Asparagus lasts about two days meaning you should cook it as soon as possible after purchase not only for optimal taste, but also for optimal nutrition. “Trim off the bottoms of the stems when storing asparagus and place them in water and cover the tops with a plastic bag to keep them as fresh as possible,” says Dr. Montminy.
The chickpea-based snack will last three to four days in the refrigerator. “Hummus can become a breeding ground for the dangerous bacteria Listeria that cannot be seen,” cautions Siegel. “It’s best kept stored in an airtight container, keeping out moisture and contaminants.”
Cooked grains will last approximately four to six days in the refrigerator. Siegel recommends storing grains in airtight containers. “Remember, bacteria can grow rapidly at temperatures between 40 °F and 140 °F even in grains. Grains left out for more than two hours at room temperature should be discarded.”
Peeled or unpeeled hard-boiled eggs are safe one week after cooking when stored in the refrigerator. Leaving hard-boiled eggs at room temperature for extended periods of time allows for dangerous bacteria to grow.

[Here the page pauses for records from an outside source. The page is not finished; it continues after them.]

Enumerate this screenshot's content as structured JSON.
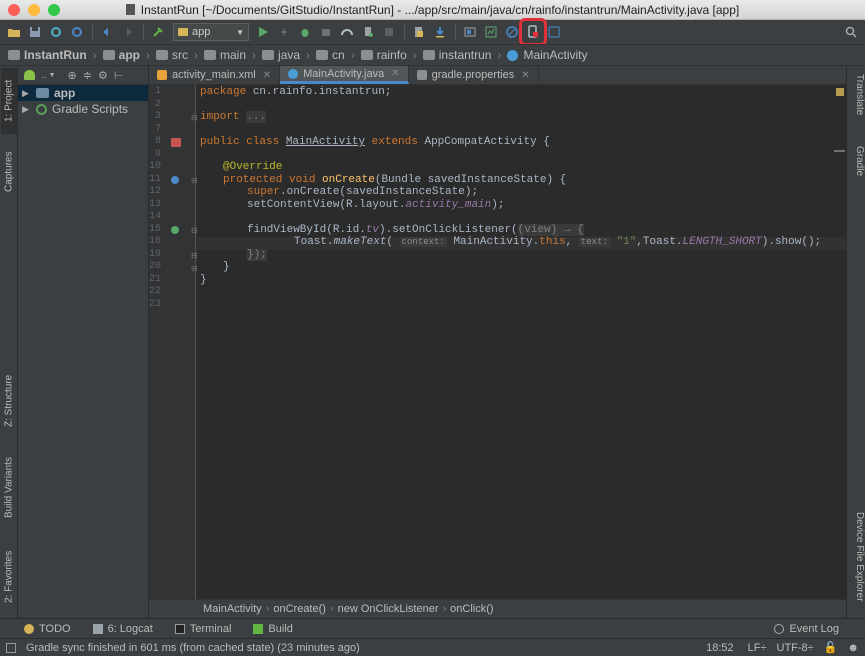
{
  "window": {
    "title": "InstantRun [~/Documents/GitStudio/InstantRun] - .../app/src/main/java/cn/rainfo/instantrun/MainActivity.java [app]"
  },
  "toolbar": {
    "run_config": "app",
    "highlighted_button": "Apply Changes"
  },
  "nav": {
    "crumbs": [
      "InstantRun",
      "app",
      "src",
      "main",
      "java",
      "cn",
      "rainfo",
      "instantrun",
      "MainActivity"
    ]
  },
  "left_tabs": {
    "project": "1: Project",
    "captures": "Captures",
    "structure": "Z: Structure",
    "build_variants": "Build Variants",
    "favorites": "2: Favorites"
  },
  "right_tabs": {
    "translate": "Translate",
    "gradle": "Gradle",
    "device_file_explorer": "Device File Explorer"
  },
  "project_panel": {
    "view_mode": "..",
    "tree": [
      {
        "label": "app",
        "selected": true
      },
      {
        "label": "Gradle Scripts",
        "selected": false
      }
    ]
  },
  "editor": {
    "tabs": [
      {
        "label": "activity_main.xml",
        "active": false,
        "icon_color": "#e8a33d"
      },
      {
        "label": "MainActivity.java",
        "active": true,
        "icon_color": "#4a9ed8"
      },
      {
        "label": "gradle.properties",
        "active": false,
        "icon_color": "#8a8f94"
      }
    ],
    "line_numbers": [
      "1",
      "2",
      "3",
      "7",
      "8",
      "9",
      "10",
      "11",
      "12",
      "13",
      "14",
      "15",
      "16",
      "19",
      "20",
      "21",
      "22",
      "23"
    ],
    "code": {
      "l1_kw": "package",
      "l1_rest": " cn.rainfo.instantrun;",
      "l3_kw": "import",
      "l3_fold": "...",
      "l8_kw": "public class",
      "l8_name": "MainActivity",
      "l8_ext": "extends",
      "l8_rest": " AppCompatActivity {",
      "l10_an": "@Override",
      "l11_kw": "protected void",
      "l11_fn": "onCreate",
      "l11_rest": "(Bundle savedInstanceState) {",
      "l12_kw": "super",
      "l12_rest": ".onCreate(savedInstanceState);",
      "l13_a": "setContentView(R.layout.",
      "l13_it": "activity_main",
      "l13_b": ");",
      "l15_a": "findViewById(R.id.",
      "l15_it": "tv",
      "l15_b": ").setOnClickListener(",
      "l15_lam": "(view) → {",
      "l16_a": "Toast.",
      "l16_mk": "makeText",
      "l16_b": "( ",
      "l16_hint1": "context:",
      "l16_c": " MainActivity.",
      "l16_this": "this",
      "l16_d": ", ",
      "l16_hint2": "text:",
      "l16_str": "\"1\"",
      "l16_e": ",Toast.",
      "l16_len": "LENGTH_SHORT",
      "l16_f": ").show();",
      "l19": "});",
      "l20": "}",
      "l21": "}"
    },
    "bottom_breadcrumb": [
      "MainActivity",
      "onCreate()",
      "new OnClickListener",
      "onClick()"
    ]
  },
  "bottom_tools": {
    "todo": "TODO",
    "logcat": "6: Logcat",
    "terminal": "Terminal",
    "build": "Build",
    "event_log": "Event Log"
  },
  "status": {
    "message": "Gradle sync finished in 601 ms (from cached state) (23 minutes ago)",
    "position": "18:52",
    "line_sep": "LF÷",
    "encoding": "UTF-8÷"
  }
}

Siegel warns that any hard-boiled eggs left at room temperature for longer than two hours should be tossed.
Cooked vegetables can be stored in the refrigerator for three to seven days in an airtight container. Vegetables that contain higher water content, like broccoli, will lose their quality more rapidly than those that contain less water. Seasoned vegetables will grow mold more rapidly.
“All deli meats, prepackaged or fresh cut from the deli, should be kept refrigerated and consumed within three to five days,” says Siegel. “Deli meats should be properly stored in a meat drawer or toward the back of the refrigerator where it is coldest to reduce the risk of bacterial growth that can cause food poisoning. Deli meats can quickly grow the bacteria Listeria which can be very dangerous to pregnant women or those with a weakened immune systems.”
Parsley is a delicate plant; oxygen exposure can cause it to brown or yellow. “Too much moisture will rot it while not enough, wilts it,” says Nielsen. “Treat all herbs like you would a plant: trim the ends, place in a glass with an inch of water and ideally, top with a Ziploc bag to protect from moisture loss.”
“Because spoilage bacteria is present in yogurt, it will spoil easily,” says Nielsen who recommends getting your probiotics from Bio-K+, which is probiotic supplement packaged in a sterile environment with no spoilage bacteria, if you won’t be consuming your yogurt soon after purchase.
“Fish is probably the most delicate of foods with respect to spoilage,” says Nielsen. “It contains healthy fats, which go bad quickly in addition to enzymes that breakdown the proteins in the fish along with bacteria that are well-adapted to colder temperatures, meaning that refrigeration doesn’t slow them down as much.” In the refrigerator, place fish on a bed of ice in a plastic container. Pour off water and refresh ice as it melts. Eat fresh fish within two days.